Last year Argentina exported $5.85 billion in commodities and goods to China, a 60 percent improvement over its 2009 trade figures but found its own import bill for China soared to $7.65 billion -- a 59 percent increase.
Argentine President Cristina Fernandez de Kirchner began anti-dumping measures against China after the 2008 economic downturn -- a sore point in all trade negotiations between the two countries.
Argentine planners are hoping they can diversify the country's economy into more manufacturing and processed commodities while at the same time boosting agricultural production and exports.
Chinese Trade Minister Chen Deming, on a recent regional tour, promised to encourage more imports from Argentina but made clear he wanted the Argentine market freed up for more Chinese goods. Buenos Aires has balked at the suggestion, saying the trade balance is already in favor of China.
Argentine officials also faced criticism they have heard frequently from Western Hemisphere investors that Argentine conditions for foreign investment lack incentives and are too forbidding for potential foreign entrepreneurs and trade partners.
Analysts said they expected Beijing to play a long game and extract maximum concessions from Latin American exporters, including members of the Mercosur trade bloc, before easing on the issue of imports from the region.
Addressing a news conference with Argentine Foreign Affairs Minister Hector Timerman, Chen said, "China is Argentina's second trade partner, while Argentina is China's fourth trade partner in Latin America" and current talks would aim to strengthen the partnership.
The strategies of the two sides couldn't be more different, analysts said.
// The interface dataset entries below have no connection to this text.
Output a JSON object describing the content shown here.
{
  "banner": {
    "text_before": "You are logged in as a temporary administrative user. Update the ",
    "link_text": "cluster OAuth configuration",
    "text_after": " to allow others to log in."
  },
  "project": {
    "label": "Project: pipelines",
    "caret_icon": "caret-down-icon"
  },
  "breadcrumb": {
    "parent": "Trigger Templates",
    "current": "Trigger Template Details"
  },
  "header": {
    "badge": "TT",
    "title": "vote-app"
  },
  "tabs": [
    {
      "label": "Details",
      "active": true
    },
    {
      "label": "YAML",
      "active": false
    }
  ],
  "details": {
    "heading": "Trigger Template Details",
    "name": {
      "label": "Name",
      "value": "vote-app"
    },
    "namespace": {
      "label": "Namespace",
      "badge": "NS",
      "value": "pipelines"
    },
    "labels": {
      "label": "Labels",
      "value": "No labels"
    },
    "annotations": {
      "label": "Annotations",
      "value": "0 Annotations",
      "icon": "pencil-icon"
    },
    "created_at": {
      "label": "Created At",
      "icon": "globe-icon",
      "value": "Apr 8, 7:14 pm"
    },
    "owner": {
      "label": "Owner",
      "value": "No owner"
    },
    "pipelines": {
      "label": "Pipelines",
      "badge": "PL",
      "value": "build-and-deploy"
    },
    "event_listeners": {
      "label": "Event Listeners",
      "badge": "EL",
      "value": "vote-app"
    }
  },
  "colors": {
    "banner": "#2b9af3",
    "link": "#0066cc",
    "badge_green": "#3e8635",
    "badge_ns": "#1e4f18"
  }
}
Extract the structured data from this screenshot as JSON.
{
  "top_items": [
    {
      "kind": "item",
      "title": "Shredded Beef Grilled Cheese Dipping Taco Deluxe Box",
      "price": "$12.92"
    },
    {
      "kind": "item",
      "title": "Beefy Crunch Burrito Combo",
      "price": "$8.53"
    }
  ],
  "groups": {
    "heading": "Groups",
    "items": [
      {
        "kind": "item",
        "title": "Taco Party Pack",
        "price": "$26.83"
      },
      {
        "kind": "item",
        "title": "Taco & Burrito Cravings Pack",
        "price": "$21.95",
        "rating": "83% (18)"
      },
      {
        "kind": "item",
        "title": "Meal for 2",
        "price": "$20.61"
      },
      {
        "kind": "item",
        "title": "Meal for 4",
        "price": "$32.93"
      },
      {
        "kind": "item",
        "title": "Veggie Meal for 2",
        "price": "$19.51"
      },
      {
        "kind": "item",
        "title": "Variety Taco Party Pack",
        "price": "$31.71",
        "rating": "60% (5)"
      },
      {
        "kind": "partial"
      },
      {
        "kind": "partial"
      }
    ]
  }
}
While Argentina is clamoring for more balanced trade, the Chinese side is angling for what can best be seen as a more unbalanced outcome in China's favor -- until Buenos Aires buckles and accedes to requests for a more open market.
Analysts said South American countries remained concerned and resistant toward a more liberal trade regime that, in the government economists' view, could decimate local manufacturing and even hurt Argentina's commodities markets.
Timerman said Argentina would continue trying "to harmonize trade and a more balanced exchange which would include not only commodities but also finished goods." It wasn't immediately clear what additional manufactures Argentina hoped to sell to China.
China is determined that as long as its level of exports is maintained it will be able to increase imports from Argentina, Chen said.